I doubt that shooting at a tiger with a pea shooter would do much; those creatures have been known to charge and kill hunters who've been blasting at them with top class guns.
In any case, they shouldn't be kept as pets and neither should chimps. The fact that chimps are so close to humans, DNA wise, should be a good reason not to keep them as pets.
|But even as investigators try to figure out exactly what triggered Travis's attack (he had been suffering from Lyme disease, which in rare cases is linked to psychotic behavior), the reality is that a chimpanzee living among people is simply a ticking time bomb. No matter how many years it has lived peacefully as a pet, a chimpanzee is not a domesticated animal and can snap without warning. "They are wild animals, and all wild animals are potentially dangerous," says Colleen McCann, a primatologist with the Wildlife Conservation Society (WCS) and New York's Bronx Zoo.
"They are not pets. This is tragic, but it's not surprising."
But adult chimpanzees might be better described as superhuman — a 200-lb. chimpanzee is five to seven times stronger than a person of the same size, especially in the upper body. "They are incredibly powerful, and people underestimate that," says McCann. "An adult male chimpanzee is a formidable animal. I would not want to be standing next to one."
Nor are wild chimpanzees the docile, childlike creatures portrayed on TV. Highly territorial, chimpanzees will attack and kill other chimps. Though mostly vegetarian, they will also hunt and kill other animals for food; young male chimpanzees in Africa have been known to fashion crude weapons and use them to hunt bushbabies for meat. Attacks on human beings are rare, but they do happen — and the results are often catastrophic.

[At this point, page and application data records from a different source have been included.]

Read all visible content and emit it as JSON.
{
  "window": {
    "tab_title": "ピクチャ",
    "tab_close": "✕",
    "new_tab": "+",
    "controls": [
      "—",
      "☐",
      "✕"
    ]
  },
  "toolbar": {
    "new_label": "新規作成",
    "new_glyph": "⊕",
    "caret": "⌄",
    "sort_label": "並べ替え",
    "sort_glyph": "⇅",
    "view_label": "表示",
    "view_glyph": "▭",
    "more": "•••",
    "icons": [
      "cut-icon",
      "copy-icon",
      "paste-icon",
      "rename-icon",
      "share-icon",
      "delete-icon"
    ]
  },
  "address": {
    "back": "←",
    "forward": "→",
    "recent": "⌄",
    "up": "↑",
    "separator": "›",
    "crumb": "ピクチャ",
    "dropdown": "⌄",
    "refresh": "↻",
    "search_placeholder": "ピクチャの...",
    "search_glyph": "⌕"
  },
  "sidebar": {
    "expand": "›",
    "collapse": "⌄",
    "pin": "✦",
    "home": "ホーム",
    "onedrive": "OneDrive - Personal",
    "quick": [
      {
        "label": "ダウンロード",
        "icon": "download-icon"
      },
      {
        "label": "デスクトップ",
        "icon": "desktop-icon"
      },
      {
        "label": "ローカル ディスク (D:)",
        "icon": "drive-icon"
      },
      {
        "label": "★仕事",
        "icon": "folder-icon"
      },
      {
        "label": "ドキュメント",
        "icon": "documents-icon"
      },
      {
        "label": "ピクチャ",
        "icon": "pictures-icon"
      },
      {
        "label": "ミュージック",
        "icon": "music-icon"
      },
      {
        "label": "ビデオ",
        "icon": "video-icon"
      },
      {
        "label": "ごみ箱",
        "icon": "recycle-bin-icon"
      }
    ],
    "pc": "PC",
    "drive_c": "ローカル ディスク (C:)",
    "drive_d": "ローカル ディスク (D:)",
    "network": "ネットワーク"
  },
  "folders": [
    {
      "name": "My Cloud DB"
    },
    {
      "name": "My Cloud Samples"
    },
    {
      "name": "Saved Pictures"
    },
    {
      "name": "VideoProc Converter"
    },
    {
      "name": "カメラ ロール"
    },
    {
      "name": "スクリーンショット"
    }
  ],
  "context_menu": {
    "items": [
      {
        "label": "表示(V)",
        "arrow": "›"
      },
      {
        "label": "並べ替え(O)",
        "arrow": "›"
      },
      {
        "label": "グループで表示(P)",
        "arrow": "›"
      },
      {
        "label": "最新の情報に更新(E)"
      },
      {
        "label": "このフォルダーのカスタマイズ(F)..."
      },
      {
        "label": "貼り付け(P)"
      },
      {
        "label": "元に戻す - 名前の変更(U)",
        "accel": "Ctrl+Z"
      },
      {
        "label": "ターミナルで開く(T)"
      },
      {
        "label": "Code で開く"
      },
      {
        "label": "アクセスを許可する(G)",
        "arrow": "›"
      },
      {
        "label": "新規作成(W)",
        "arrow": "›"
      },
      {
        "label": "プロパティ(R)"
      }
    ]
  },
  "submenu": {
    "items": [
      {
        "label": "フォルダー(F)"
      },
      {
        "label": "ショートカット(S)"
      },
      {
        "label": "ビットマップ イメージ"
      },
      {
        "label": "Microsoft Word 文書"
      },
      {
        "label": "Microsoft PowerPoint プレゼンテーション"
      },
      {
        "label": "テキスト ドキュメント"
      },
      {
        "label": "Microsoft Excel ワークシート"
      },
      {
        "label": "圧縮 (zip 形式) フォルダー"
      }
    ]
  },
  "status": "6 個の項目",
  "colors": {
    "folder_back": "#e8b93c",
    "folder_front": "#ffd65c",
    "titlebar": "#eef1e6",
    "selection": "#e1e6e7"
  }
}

Pet chimpanzees are also reservoirs of disease and can pass along infections like yellow fever, monkey pox and the Marburg virus to their human keepers.
Read more: http://www.time.com/time/health/arti...#ixzz0zj2adBgo